Olathe 11-Year-Old Continues Family’s Spelling Dynasty In Washington, D.C.
Olathe’s own Vanya Shivashankar is returning from Washington, D.C. this week after competing at the annual Scripps National Spelling Bee, just a few years after her older sister Kavya took first prize at the competition.
Shivashankar, an 11-year-old sixth-grader who attends California Trail Middle School in Olathe, took fifth place in a competition that began with more than 11 million spellers from around the world. Two hundred eighty-one of them made it to Washington. She was one of 12 to compete in the final round, successfully spelling words like "horologium," "michelangelesque," and "bilboquet."
But Vanya says tying for fifth place will not discourage her from competing next year; after all, she has a family legacy to uphold. Her older sister Kavya, the winner of the Bee in 2009, was in Washington watching her younger sister compete.
“It was really exciting. It’s a completely different experience to be sitting in the audience and watching her,” Kavya said. “It’s actually more nerve-wracking than being on stage myself, because I’m really nervous for her and nervous about what word she’s going to get, how she’s doing. I know she’s having a great time on stage, and she’s making jokes and having fun, but I just really can’t help being nervous.”
Vanya was one of two spellers in the final rounds of this year’s Bee to have an older sibling who had competed in years past. Though, she says that legacy hasn’t brought on any extra pressure.
“I think it’s really cool that my sister won in 2009, and I really just want to do my best and win one day,” Vanya said. “[Kavya] always tells me to treasure to the experience of being on stage, because that’s really the most important thing; to have fun on stage and to do your best.”
Kavya also played a crucial role in helping her younger sister prepare for competition – mainly learning root words.

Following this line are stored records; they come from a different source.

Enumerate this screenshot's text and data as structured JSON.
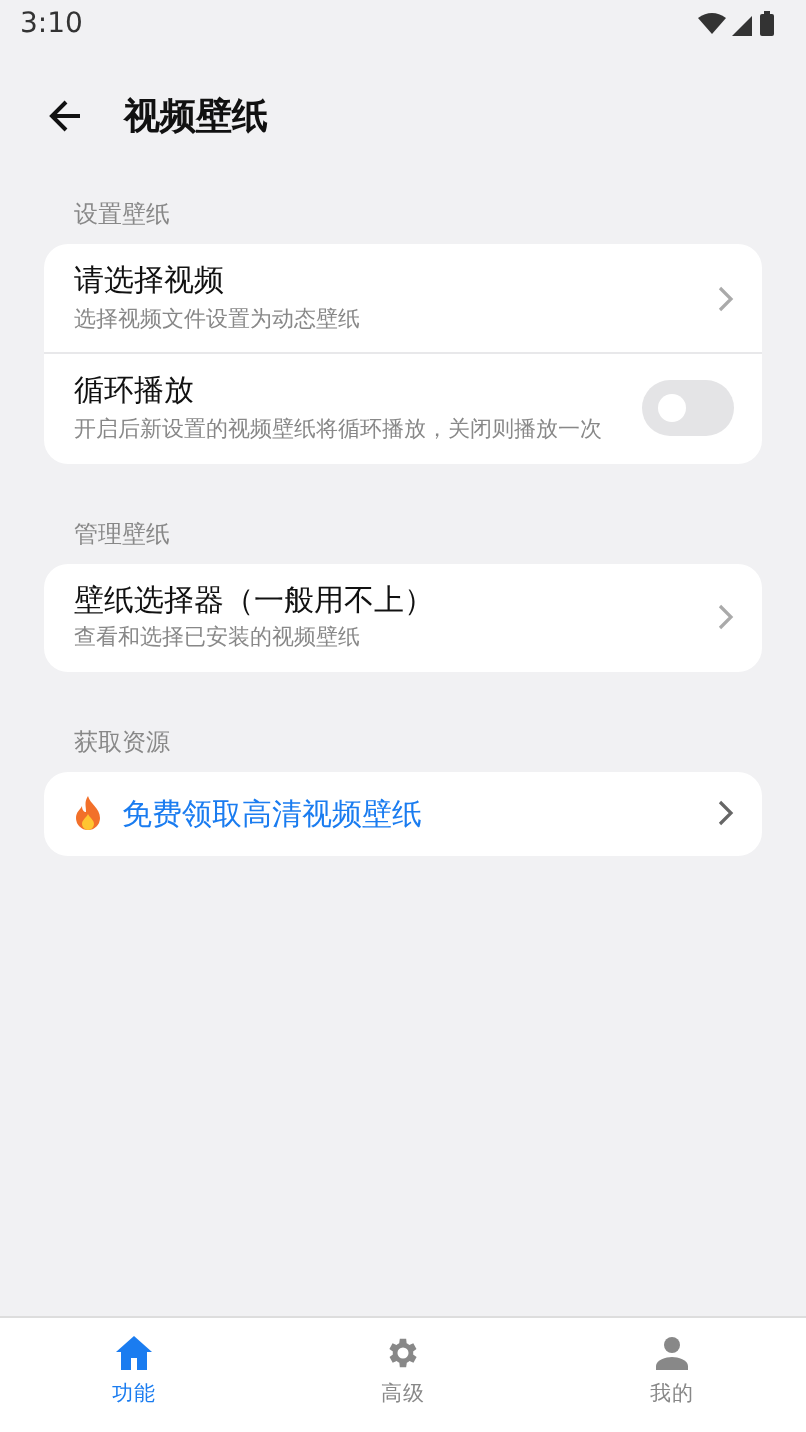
{
  "status_bar": {
    "time": "3:10"
  },
  "header": {
    "title": "视频壁纸"
  },
  "sections": [
    {
      "label": "设置壁纸",
      "rows": [
        {
          "kind": "link",
          "title": "请选择视频",
          "subtitle": "选择视频文件设置为动态壁纸"
        },
        {
          "kind": "toggle",
          "title": "循环播放",
          "subtitle": "开启后新设置的视频壁纸将循环播放，关闭则播放一次",
          "on": false
        }
      ]
    },
    {
      "label": "管理壁纸",
      "rows": [
        {
          "kind": "link",
          "title": "壁纸选择器（一般用不上）",
          "subtitle": "查看和选择已安装的视频壁纸"
        }
      ]
    },
    {
      "label": "获取资源",
      "rows": [
        {
          "kind": "promo",
          "title": "免费领取高清视频壁纸"
        }
      ]
    }
  ],
  "bottom_nav": [
    {
      "kind": "home",
      "label": "功能",
      "selected": true
    },
    {
      "kind": "gear",
      "label": "高级",
      "selected": false
    },
    {
      "kind": "person",
      "label": "我的",
      "selected": false
    }
  ]
}
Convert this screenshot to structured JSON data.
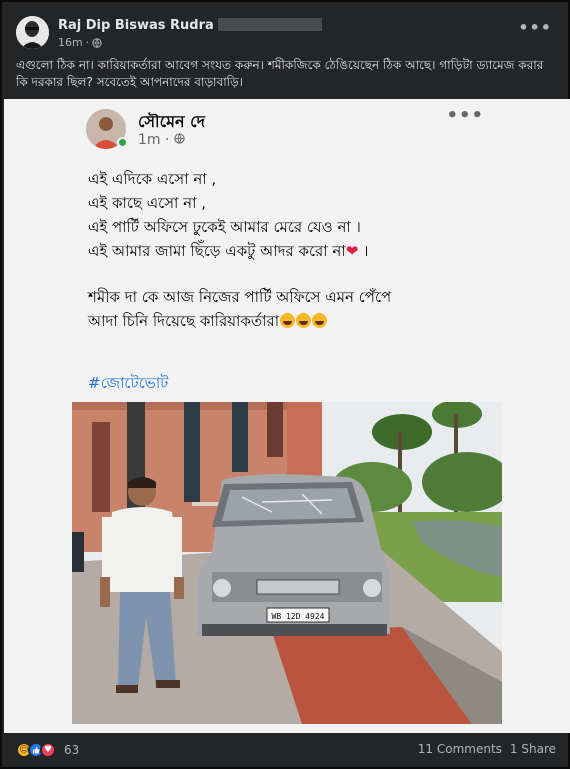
{
  "post": {
    "author": "Raj Dip Biswas Rudra",
    "time": "16m",
    "privacy_icon": "globe-icon",
    "caption": "এগুলো ঠিক না। কারিয়াকর্তারা আবেগ সংযত করুন। শমীকজিকে ঠেঙিয়েছেন ঠিক আছে। গাড়িটা ড্যামেজ করার কি দরকার ছিল? সবেতেই আপনাদের বাড়াবাড়ি।",
    "more_label": "•••"
  },
  "shared": {
    "author": "সৌমেন দে",
    "time": "1m",
    "more_label": "•••",
    "lines": [
      "এই এদিকে এসো না ,",
      "এই কাছে এসো না ,",
      "এই পার্টি অফিসে ঢুকেই আমার মেরে যেও না ।",
      "এই আমার জামা ছিঁড়ে একটু আদর করো না"
    ],
    "line4_tail": " ।",
    "heart": "❤",
    "lines2": [
      "শমীক দা কে আজ  নিজের পার্টি অফিসে এমন পেঁপে",
      "আদা চিনি দিয়েছে কারিয়াকর্তারা"
    ],
    "hashtag": "#জোটেভোট",
    "photo_plate": "WB 12D 4924"
  },
  "footer": {
    "reaction_icons": [
      "haha-icon",
      "like-icon",
      "love-icon"
    ],
    "reaction_count": "63",
    "comments": "11 Comments",
    "shares": "1 Share"
  },
  "colors": {
    "background": "#242526",
    "text": "#e4e6eb",
    "muted": "#b0b3b8",
    "hashtag": "#216fdb",
    "like": "#2078f4",
    "love": "#f33e58",
    "haha": "#f7b928"
  }
}
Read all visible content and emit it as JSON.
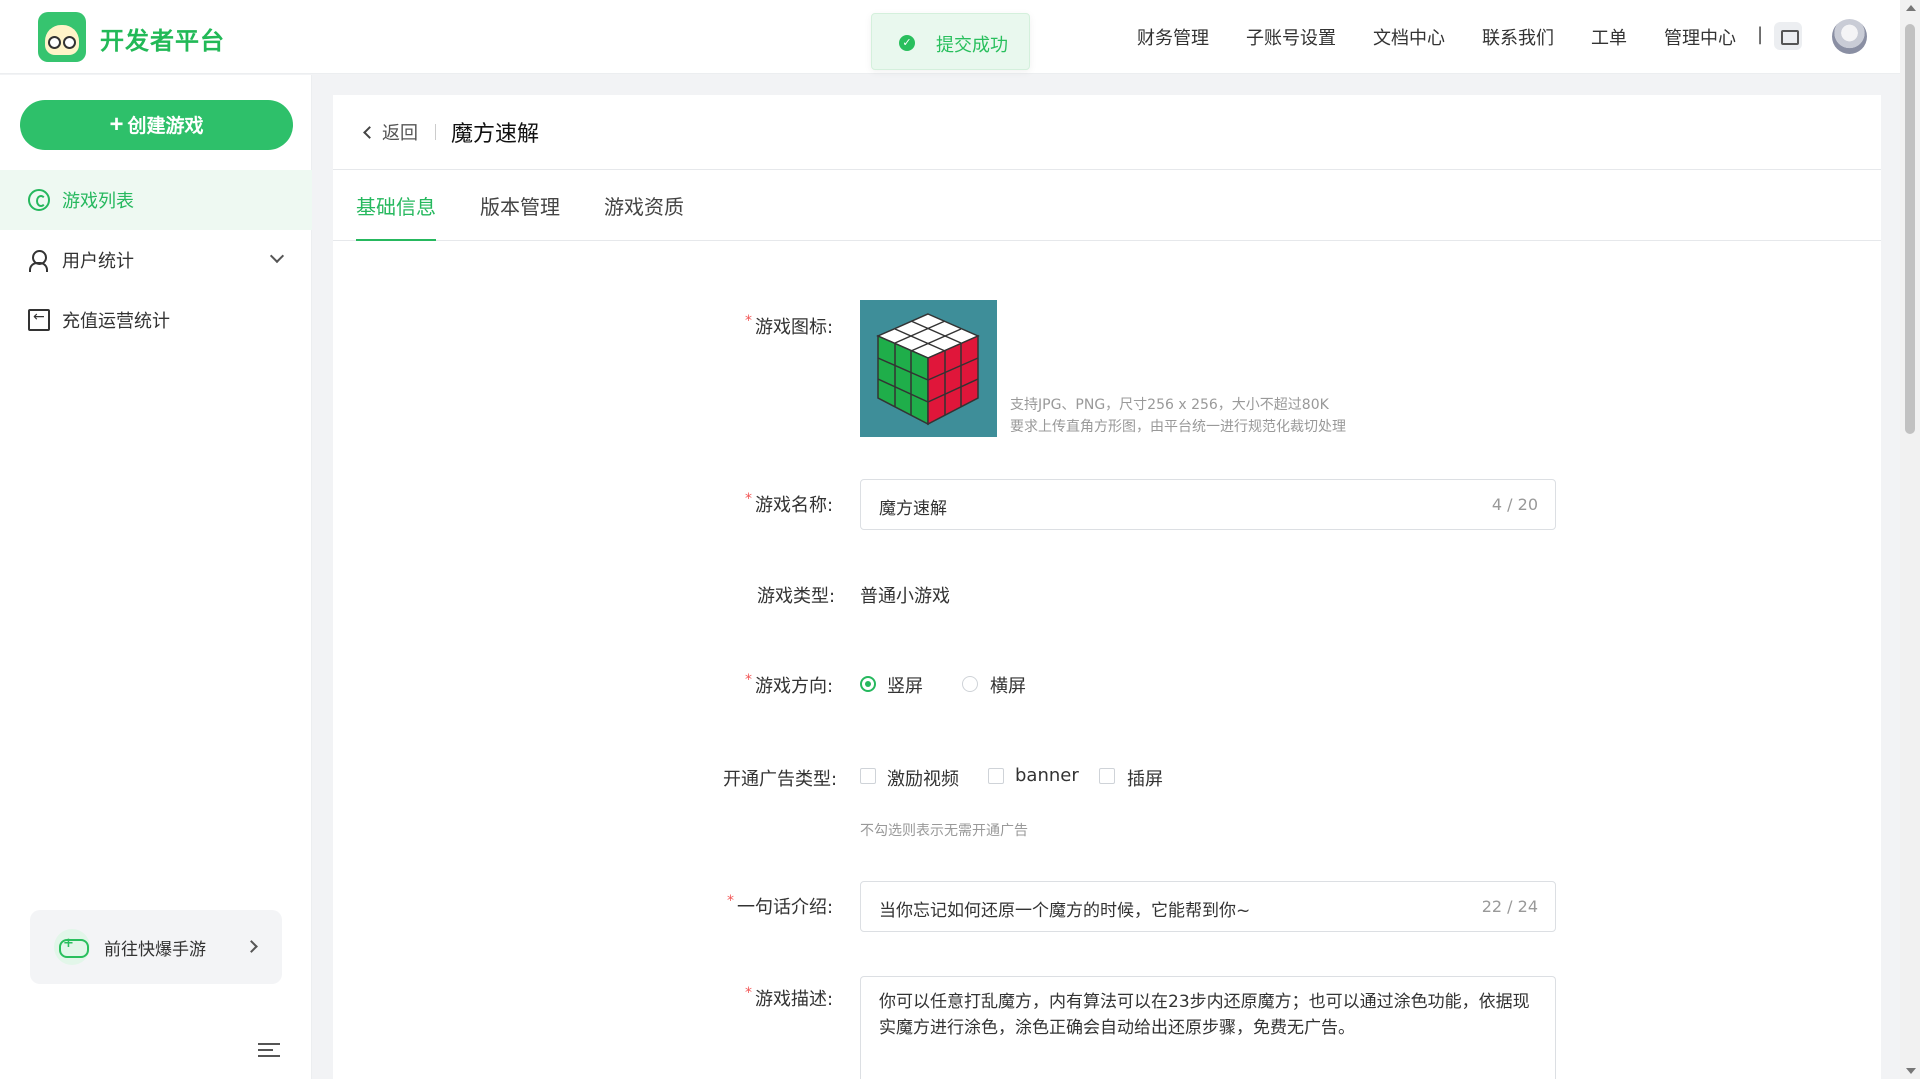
{
  "header": {
    "brand": "开发者平台",
    "toast": "提交成功",
    "nav": [
      "财务管理",
      "子账号设置",
      "文档中心",
      "联系我们",
      "工单",
      "管理中心"
    ],
    "separator": "|"
  },
  "sidebar": {
    "create_button": "创建游戏",
    "items": [
      {
        "label": "游戏列表",
        "icon": "game-list-icon",
        "active": true
      },
      {
        "label": "用户统计",
        "icon": "user-stats-icon",
        "expandable": true
      },
      {
        "label": "充值运营统计",
        "icon": "recharge-icon"
      }
    ],
    "goto_label": "前往快爆手游"
  },
  "page": {
    "back_label": "返回",
    "title": "魔方速解",
    "tabs": [
      "基础信息",
      "版本管理",
      "游戏资质"
    ],
    "active_tab": 0
  },
  "form": {
    "icon_label": "游戏图标:",
    "icon_hint_1": "支持JPG、PNG，尺寸256 x 256，大小不超过80K",
    "icon_hint_2": "要求上传直角方形图，由平台统一进行规范化裁切处理",
    "name_label": "游戏名称:",
    "name_value": "魔方速解",
    "name_count": "4 / 20",
    "type_label": "游戏类型:",
    "type_value": "普通小游戏",
    "orientation_label": "游戏方向:",
    "orientation_options": [
      "竖屏",
      "横屏"
    ],
    "orientation_selected": "竖屏",
    "ad_label": "开通广告类型:",
    "ad_options": [
      "激励视频",
      "banner",
      "插屏"
    ],
    "ad_hint": "不勾选则表示无需开通广告",
    "intro_label": "一句话介绍:",
    "intro_value": "当你忘记如何还原一个魔方的时候，它能帮到你~",
    "intro_count": "22 / 24",
    "desc_label": "游戏描述:",
    "desc_value": "你可以任意打乱魔方，内有算法可以在23步内还原魔方；也可以通过涂色功能，依据现实魔方进行涂色，涂色正确会自动给出还原步骤，免费无广告。"
  },
  "colors": {
    "accent": "#26b85e",
    "required": "#f25555",
    "icon_bg": "#3e8e99"
  }
}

Over the years, the two have developed a similar style when it comes to piecing together a word.
“For the most part we have a similar technique in the sense that we write on our palms and visualize the word, and ask all the questions to make sure we have all the information,” Kavya said.
But a similar technique doesn’t mean that Vanya can’t bring a new personality to the Bee. Her vivacious personality even caught the attention of the ESPN (which broadcasts the national competition) commentators this year.
“I think she brings a different personality on stage,” Kavya added. “She’s more ebullient, and she’s very enthusiastic, and I think everyone around her smiles just looking at her because you can just see her passion and her excitement on stage.”
Vanya made her first national television debut on the spelling scene in 2006, when she was only 4-years-old, watching her sister compete, catching the attention of the camera when she spelt the word “banana.”